Wynton Kelly Solo on Freddie Freeloader

Wynton Kelly soloing on Freddie Freeloader

This solo is from Miles Davis’s “Kind of Blue” album recorded in 1959. An excellent example of Kelly's swinging and tasteful style. Below is a video of me playing the tune and emulating Kelly's style.

The bass and drums heared in the video is available as a backing track in mp3 format. Simply download by clicking the "Add To Cart" button below:

Wynton Kelly Biography

Wynton Kelly was an American jazz pianist who was born December 2, 1931 and died of an epileptic seizure on April 12, 1971. He is best known for working with trumpeter Miles Davis in the 1950s. He was born in Brooklyn New York to Jamaican immigrants and started his career during his teenage years in R&B groups. He was a member of Miles Davis's Quintet from 1959 to 1963. He appears on Davis's 1959 seminal album Kind of Blue replacing Bill Evans on "Freedie Freeloader". He also appears on Coltrane's Giant Steps album replacing Tommy Flanagan on "Naima".

Kelly record as a leader for Blue Note, Riverside Records, Vee-Jay, Verve, and Milestone.


As leader

1951: Piano Interpretations (Blue Note)
1958: Piano (Riverside)
1959: Kelly Blue (Riverside)
1959: Kelly Great (Vee-Jay)
1960: Kelly at Midnight (Vee-Jay)
1961: Wynton Kelly! (Vee-Jay)
1961: Someday My Prince Will Come (Vee-Jay)
1963: Comin' in the Back Door (Verve)
1964: It's All Right! (Verve)
1965: Undiluted (Verve)
1965: Smokin' at the Half Note (Verve)
1965: Blues on Purpose (Xanadu)
1967: Full View (Milestone)
1968: Last Trio Session (Delmark)

Joey Calderazzo's solo on Resolution

A great solo by Joey Calderazzo on John Coltrane's tune "Resolution." " Resolution" is the second movement of a four part suite entitled "A Love Supreme" written by Coltrane. This rendition is performed by Branford Marsalis (tenor), Jeff Tain Watts (drums), and Eric Reevis (bass). Joey's piano solo is an excellent example of McCoy Tyner's approach to playing! Enjoy!

Bud Powell Playing Anthropology

A steller video of Bud playing Charlie Parker's "Anthropology." The video was recorded live at Cafe Montmartre, Copenhagen in 1962. In my opinion, this is some of the best video footage available of Bud on the market. Not only that, but his playing and melodic inventiveness is second to none on this rendition. It seems like his melodic ideas are endless! Enjoy! Niels-Henning Orsted Pedersen is on bass and Jorn Elniff is on drums.

Here is another video of Bud playing Anthropology. Notice at the beginning of his solo, he begins with the same quote he used in the 1962 version. This particular video was recorded in 1959 in Paris with the father of modern jazz drumming Kenny Clarke, Lucky Thompson on tenor sax, Jimmy Gourley on guitar and Pierre Michelot on bass.

Bud Powell Playing Tempus Fugit

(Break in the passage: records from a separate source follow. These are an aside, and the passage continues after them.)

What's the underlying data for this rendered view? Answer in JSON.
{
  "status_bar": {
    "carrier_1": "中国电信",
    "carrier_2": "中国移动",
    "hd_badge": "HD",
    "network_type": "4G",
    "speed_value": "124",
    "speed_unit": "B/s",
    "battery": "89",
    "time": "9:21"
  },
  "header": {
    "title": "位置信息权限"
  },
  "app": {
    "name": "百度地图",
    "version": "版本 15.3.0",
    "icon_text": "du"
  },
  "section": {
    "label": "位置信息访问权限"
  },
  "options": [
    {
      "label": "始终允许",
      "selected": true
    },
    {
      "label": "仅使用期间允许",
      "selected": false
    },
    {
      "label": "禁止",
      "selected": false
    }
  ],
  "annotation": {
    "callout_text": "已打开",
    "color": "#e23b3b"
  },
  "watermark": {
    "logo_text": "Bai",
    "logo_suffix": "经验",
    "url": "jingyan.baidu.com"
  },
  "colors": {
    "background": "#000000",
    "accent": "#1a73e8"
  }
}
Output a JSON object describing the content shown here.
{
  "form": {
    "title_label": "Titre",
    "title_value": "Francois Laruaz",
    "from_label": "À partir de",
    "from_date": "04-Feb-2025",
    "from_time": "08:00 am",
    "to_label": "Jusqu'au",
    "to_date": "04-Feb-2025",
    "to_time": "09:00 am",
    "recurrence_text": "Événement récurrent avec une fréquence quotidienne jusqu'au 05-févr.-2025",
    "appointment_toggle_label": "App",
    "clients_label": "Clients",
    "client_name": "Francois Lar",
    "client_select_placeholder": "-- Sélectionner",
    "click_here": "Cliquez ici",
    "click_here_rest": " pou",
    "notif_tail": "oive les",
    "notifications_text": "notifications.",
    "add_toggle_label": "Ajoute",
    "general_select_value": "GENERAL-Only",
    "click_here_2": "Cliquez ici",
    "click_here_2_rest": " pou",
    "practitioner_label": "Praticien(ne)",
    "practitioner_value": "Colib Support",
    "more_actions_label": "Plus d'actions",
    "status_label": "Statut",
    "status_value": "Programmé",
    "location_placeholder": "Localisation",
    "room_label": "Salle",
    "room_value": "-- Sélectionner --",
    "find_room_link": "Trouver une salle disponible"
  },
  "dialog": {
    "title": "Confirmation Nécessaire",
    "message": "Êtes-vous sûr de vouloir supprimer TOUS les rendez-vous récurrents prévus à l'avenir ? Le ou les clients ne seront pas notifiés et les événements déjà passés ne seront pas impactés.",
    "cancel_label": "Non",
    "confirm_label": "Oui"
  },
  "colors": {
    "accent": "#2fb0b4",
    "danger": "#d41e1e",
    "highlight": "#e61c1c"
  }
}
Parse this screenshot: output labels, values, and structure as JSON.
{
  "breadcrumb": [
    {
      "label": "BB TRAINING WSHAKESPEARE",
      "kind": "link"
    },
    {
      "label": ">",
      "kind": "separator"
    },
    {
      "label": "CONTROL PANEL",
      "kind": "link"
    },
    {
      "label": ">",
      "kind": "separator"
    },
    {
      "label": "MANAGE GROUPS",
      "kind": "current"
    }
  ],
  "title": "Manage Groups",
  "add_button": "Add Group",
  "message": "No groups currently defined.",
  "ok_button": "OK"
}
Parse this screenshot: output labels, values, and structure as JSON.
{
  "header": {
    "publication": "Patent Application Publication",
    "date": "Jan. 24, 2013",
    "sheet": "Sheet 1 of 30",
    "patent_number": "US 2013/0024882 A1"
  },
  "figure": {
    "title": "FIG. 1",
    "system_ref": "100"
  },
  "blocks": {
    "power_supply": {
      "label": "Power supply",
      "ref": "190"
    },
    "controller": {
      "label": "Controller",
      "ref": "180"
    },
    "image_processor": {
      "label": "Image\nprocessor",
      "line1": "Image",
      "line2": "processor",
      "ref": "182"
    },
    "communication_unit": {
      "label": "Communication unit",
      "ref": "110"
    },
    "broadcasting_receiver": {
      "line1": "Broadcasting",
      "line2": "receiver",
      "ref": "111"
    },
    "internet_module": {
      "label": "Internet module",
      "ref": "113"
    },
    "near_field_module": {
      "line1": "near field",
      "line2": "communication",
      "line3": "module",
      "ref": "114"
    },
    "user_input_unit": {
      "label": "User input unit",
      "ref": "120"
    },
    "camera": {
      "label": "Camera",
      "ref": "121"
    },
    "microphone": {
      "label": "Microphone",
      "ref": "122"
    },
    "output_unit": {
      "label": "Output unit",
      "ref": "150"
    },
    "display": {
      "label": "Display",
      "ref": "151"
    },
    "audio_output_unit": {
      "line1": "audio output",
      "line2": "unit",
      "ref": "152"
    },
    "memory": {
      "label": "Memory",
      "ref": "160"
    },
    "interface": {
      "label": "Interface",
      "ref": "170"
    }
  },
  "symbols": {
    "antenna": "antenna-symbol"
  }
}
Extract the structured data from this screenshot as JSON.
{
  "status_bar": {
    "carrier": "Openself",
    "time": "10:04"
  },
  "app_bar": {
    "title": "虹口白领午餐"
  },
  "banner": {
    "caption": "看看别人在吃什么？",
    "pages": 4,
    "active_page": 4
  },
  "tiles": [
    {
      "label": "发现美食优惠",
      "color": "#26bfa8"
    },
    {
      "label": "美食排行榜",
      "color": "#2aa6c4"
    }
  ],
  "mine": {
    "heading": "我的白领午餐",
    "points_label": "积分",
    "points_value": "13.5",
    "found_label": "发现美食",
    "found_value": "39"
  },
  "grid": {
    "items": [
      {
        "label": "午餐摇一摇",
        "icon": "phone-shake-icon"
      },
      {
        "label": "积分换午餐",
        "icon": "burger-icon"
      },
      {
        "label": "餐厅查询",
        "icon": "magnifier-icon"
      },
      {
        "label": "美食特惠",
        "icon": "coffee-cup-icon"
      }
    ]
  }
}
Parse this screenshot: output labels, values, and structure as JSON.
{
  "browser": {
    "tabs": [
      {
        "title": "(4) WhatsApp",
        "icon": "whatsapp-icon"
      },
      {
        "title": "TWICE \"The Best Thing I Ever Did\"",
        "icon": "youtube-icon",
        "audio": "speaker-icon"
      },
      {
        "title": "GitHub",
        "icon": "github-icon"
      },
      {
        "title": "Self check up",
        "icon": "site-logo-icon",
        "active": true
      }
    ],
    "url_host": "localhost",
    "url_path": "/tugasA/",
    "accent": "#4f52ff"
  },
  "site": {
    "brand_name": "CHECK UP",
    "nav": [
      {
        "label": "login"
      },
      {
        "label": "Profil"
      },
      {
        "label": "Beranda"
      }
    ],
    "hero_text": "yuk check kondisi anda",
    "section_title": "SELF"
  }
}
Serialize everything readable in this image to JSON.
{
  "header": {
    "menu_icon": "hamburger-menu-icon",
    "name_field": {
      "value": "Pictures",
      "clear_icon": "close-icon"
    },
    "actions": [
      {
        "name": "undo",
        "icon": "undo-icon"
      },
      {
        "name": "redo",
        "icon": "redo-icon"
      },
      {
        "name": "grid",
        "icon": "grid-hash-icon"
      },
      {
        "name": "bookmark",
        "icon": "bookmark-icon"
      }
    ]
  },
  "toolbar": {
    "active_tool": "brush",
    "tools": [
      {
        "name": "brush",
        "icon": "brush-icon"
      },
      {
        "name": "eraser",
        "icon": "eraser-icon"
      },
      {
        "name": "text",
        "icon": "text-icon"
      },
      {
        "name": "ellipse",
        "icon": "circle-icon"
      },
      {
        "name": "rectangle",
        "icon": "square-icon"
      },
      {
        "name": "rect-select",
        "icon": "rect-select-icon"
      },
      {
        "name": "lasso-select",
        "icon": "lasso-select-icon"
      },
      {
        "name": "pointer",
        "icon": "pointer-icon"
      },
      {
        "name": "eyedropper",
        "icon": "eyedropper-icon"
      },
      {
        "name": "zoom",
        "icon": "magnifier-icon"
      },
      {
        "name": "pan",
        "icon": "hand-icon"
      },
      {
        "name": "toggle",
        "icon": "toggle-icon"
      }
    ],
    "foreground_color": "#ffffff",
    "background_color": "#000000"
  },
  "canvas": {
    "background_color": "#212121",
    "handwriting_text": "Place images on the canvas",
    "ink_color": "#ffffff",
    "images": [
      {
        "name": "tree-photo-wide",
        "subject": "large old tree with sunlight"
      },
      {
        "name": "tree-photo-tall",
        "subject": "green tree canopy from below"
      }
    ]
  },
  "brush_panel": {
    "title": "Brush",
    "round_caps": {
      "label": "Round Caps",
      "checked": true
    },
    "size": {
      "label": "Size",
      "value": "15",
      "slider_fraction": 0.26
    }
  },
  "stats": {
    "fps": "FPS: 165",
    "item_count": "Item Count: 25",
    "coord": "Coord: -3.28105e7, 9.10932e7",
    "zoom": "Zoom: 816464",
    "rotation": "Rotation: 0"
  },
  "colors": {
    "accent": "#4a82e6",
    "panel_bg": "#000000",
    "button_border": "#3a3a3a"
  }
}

Bud Powell playing his composition "Tempus Fugit." It is from his 1949 Jazz Giants recording. Enjoy!

Ray Brown - Bass

Bud Powell Playing Cherokee

Here is Bud Powell playing Cherokee. This rendition is from his Jazz Giants album recorded in 1949. Enjoy.

Ray Brown -bass